■ **EXERCISE BRIEF**
Print every line below exactly. Skip the pictures.

Content starts

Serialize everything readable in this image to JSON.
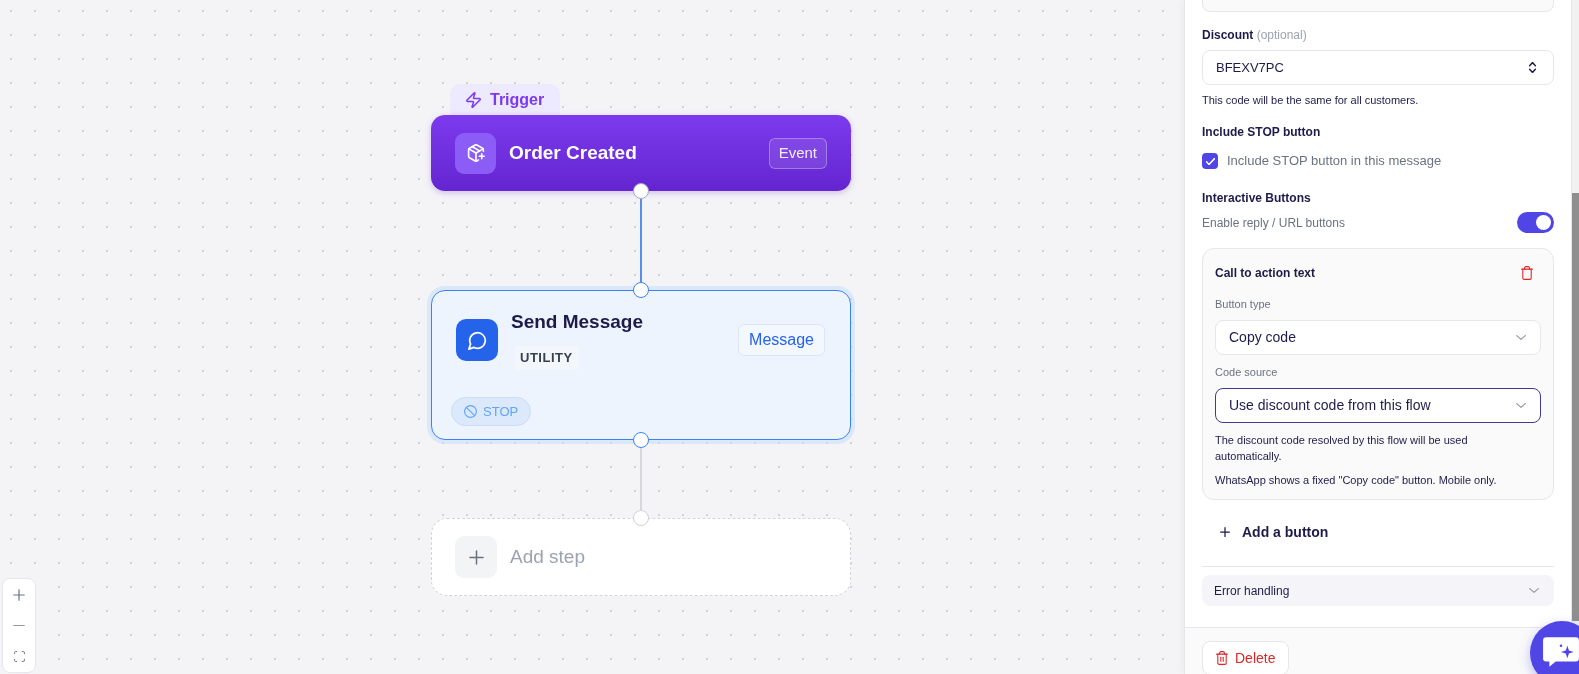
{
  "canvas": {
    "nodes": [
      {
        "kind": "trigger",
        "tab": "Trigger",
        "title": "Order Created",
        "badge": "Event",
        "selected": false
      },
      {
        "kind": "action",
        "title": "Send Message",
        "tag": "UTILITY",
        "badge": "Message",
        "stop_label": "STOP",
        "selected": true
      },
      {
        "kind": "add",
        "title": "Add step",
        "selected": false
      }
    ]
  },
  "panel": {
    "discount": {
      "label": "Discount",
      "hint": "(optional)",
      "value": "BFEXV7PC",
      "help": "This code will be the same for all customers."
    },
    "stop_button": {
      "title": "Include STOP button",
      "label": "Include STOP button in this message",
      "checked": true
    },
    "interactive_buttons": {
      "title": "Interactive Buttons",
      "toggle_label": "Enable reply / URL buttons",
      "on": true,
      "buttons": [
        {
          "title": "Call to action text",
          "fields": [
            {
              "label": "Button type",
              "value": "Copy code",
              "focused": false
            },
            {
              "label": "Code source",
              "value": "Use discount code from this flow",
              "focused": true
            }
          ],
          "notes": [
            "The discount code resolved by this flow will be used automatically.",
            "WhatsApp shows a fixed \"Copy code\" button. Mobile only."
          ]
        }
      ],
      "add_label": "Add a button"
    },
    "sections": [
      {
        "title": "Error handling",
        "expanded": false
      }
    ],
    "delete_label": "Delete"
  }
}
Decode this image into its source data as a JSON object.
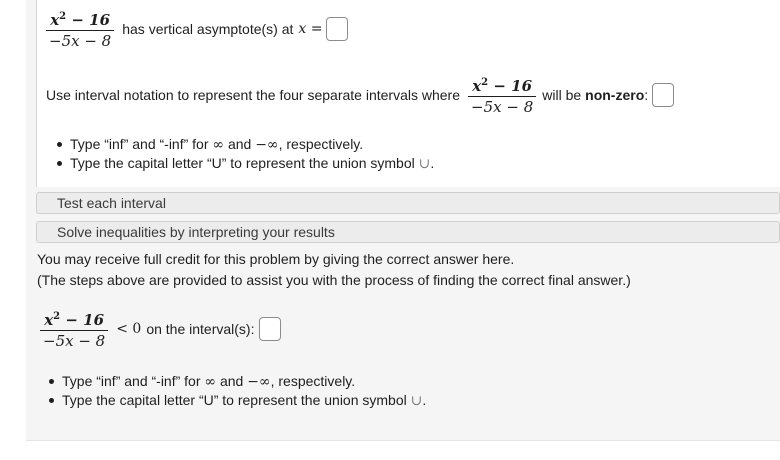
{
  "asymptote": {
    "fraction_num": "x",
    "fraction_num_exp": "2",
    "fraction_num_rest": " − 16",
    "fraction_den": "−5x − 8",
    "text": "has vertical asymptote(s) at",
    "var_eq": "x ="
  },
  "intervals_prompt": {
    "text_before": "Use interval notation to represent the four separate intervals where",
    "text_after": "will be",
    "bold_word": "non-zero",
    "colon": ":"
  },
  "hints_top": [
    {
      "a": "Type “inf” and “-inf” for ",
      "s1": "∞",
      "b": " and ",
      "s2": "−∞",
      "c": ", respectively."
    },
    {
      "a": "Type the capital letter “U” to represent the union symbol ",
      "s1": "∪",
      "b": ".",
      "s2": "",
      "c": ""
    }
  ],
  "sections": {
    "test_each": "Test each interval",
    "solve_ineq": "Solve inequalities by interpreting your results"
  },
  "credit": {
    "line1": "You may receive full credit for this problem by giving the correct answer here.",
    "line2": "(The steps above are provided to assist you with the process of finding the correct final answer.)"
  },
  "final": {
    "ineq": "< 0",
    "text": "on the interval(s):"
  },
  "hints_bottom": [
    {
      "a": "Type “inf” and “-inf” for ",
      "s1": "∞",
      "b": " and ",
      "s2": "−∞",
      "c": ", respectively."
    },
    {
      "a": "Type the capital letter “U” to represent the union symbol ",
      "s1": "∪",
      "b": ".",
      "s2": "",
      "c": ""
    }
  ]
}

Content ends

■ **ANSWER SECTION**
Serialize everything readable in this image to JSON.
{
  "canvas": {
    "nodes": [
      {
        "kind": "trigger",
        "tab": "Trigger",
        "title": "Order Created",
        "badge": "Event",
        "selected": false
      },
      {
        "kind": "action",
        "title": "Send Message",
        "tag": "UTILITY",
        "badge": "Message",
        "stop_label": "STOP",
        "selected": true
      },
      {
        "kind": "add",
        "title": "Add step",
        "selected": false
      }
    ]
  },
  "panel": {
    "discount": {
      "label": "Discount",
      "hint": "(optional)",
      "value": "BFEXV7PC",
      "help": "This code will be the same for all customers."
    },
    "stop_button": {
      "title": "Include STOP button",
      "label": "Include STOP button in this message",
      "checked": true
    },
    "interactive_buttons": {
      "title": "Interactive Buttons",
      "toggle_label": "Enable reply / URL buttons",
      "on": true,
      "buttons": [
        {
          "title": "Call to action text",
          "fields": [
            {
              "label": "Button type",
              "value": "Copy code",
              "focused": false
            },
            {
              "label": "Code source",
              "value": "Use discount code from this flow",
              "focused": true
            }
          ],
          "notes": [
            "The discount code resolved by this flow will be used automatically.",
            "WhatsApp shows a fixed \"Copy code\" button. Mobile only."
          ]
        }
      ],
      "add_label": "Add a button"
    },
    "sections": [
      {
        "title": "Error handling",
        "expanded": false
      }
    ],
    "delete_label": "Delete"
  }
}
Decode this image into its source data as a JSON object.
{
  "asymptote": {
    "fraction_num": "x",
    "fraction_num_exp": "2",
    "fraction_num_rest": " − 16",
    "fraction_den": "−5x − 8",
    "text": "has vertical asymptote(s) at",
    "var_eq": "x ="
  },
  "intervals_prompt": {
    "text_before": "Use interval notation to represent the four separate intervals where",
    "text_after": "will be",
    "bold_word": "non-zero",
    "colon": ":"
  },
  "hints_top": [
    {
      "a": "Type “inf” and “-inf” for ",
      "s1": "∞",
      "b": " and ",
      "s2": "−∞",
      "c": ", respectively."
    },
    {
      "a": "Type the capital letter “U” to represent the union symbol ",
      "s1": "∪",
      "b": ".",
      "s2": "",
      "c": ""
    }
  ],
  "sections": {
    "test_each": "Test each interval",
    "solve_ineq": "Solve inequalities by interpreting your results"
  },
  "credit": {
    "line1": "You may receive full credit for this problem by giving the correct answer here.",
    "line2": "(The steps above are provided to assist you with the process of finding the correct final answer.)"
  },
  "final": {
    "ineq": "< 0",
    "text": "on the interval(s):"
  },
  "hints_bottom": [
    {
      "a": "Type “inf” and “-inf” for ",
      "s1": "∞",
      "b": " and ",
      "s2": "−∞",
      "c": ", respectively."
    },
    {
      "a": "Type the capital letter “U” to represent the union symbol ",
      "s1": "∪",
      "b": ".",
      "s2": "",
      "c": ""
    }
  ]
}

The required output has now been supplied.